Start of STUDY MATERIAL
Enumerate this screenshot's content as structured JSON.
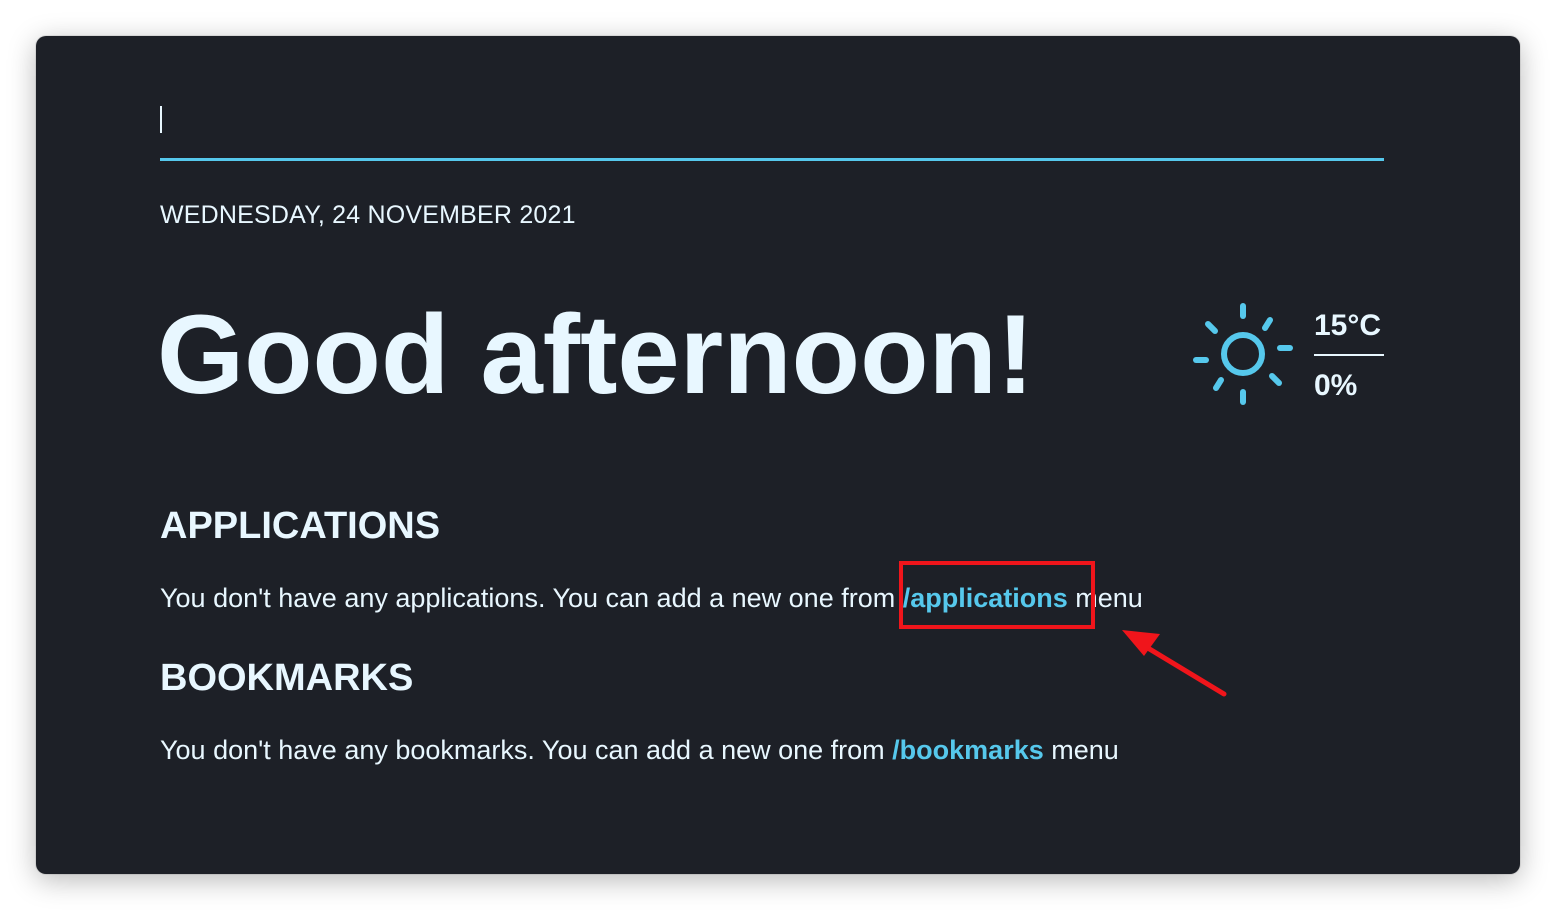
{
  "search": {
    "value": "",
    "accent_color": "#56c8ec"
  },
  "header": {
    "date": "WEDNESDAY, 24 NOVEMBER 2021",
    "greeting": "Good afternoon!"
  },
  "weather": {
    "icon": "sun-icon",
    "temperature": "15°C",
    "precipitation": "0%"
  },
  "applications": {
    "title": "APPLICATIONS",
    "empty_text": "You don't have any applications. You can add a new one from ",
    "link_label": "/applications",
    "suffix": " menu"
  },
  "bookmarks": {
    "title": "BOOKMARKS",
    "empty_text": "You don't have any bookmarks. You can add a new one from ",
    "link_label": "/bookmarks",
    "suffix": " menu"
  },
  "annotation": {
    "box_color": "#f0151b",
    "arrow_icon": "red-arrow-icon"
  },
  "colors": {
    "background": "#1d2027",
    "text": "#e8f7ff",
    "accent": "#56c8ec"
  }
}
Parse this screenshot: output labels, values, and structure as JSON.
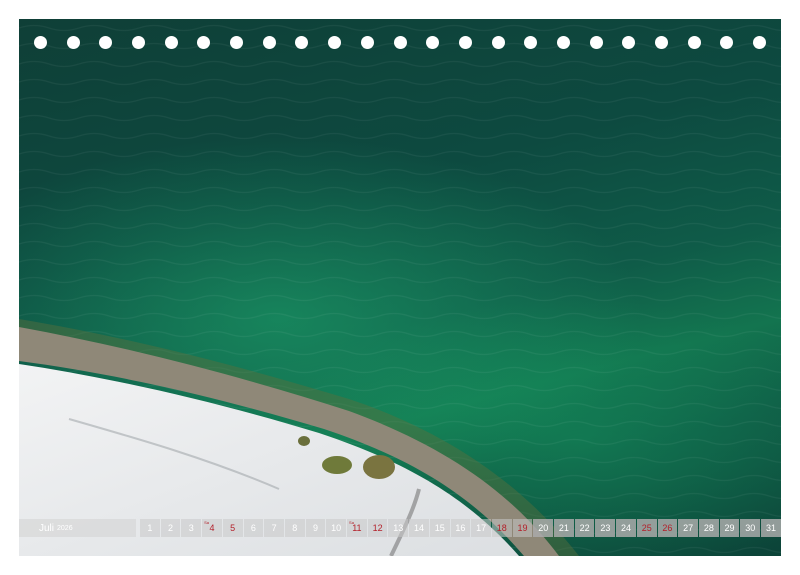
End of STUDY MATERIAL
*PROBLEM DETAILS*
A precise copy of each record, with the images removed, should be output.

*ANSWER SPACE*
Enumerate this screenshot's content as structured JSON.
{
  "search": {
    "value": "",
    "accent_color": "#56c8ec"
  },
  "header": {
    "date": "WEDNESDAY, 24 NOVEMBER 2021",
    "greeting": "Good afternoon!"
  },
  "weather": {
    "icon": "sun-icon",
    "temperature": "15°C",
    "precipitation": "0%"
  },
  "applications": {
    "title": "APPLICATIONS",
    "empty_text": "You don't have any applications. You can add a new one from ",
    "link_label": "/applications",
    "suffix": " menu"
  },
  "bookmarks": {
    "title": "BOOKMARKS",
    "empty_text": "You don't have any bookmarks. You can add a new one from ",
    "link_label": "/bookmarks",
    "suffix": " menu"
  },
  "annotation": {
    "box_color": "#f0151b",
    "arrow_icon": "red-arrow-icon"
  },
  "colors": {
    "background": "#1d2027",
    "text": "#e8f7ff",
    "accent": "#56c8ec"
  }
}
Parse this screenshot: output labels, values, and structure as JSON.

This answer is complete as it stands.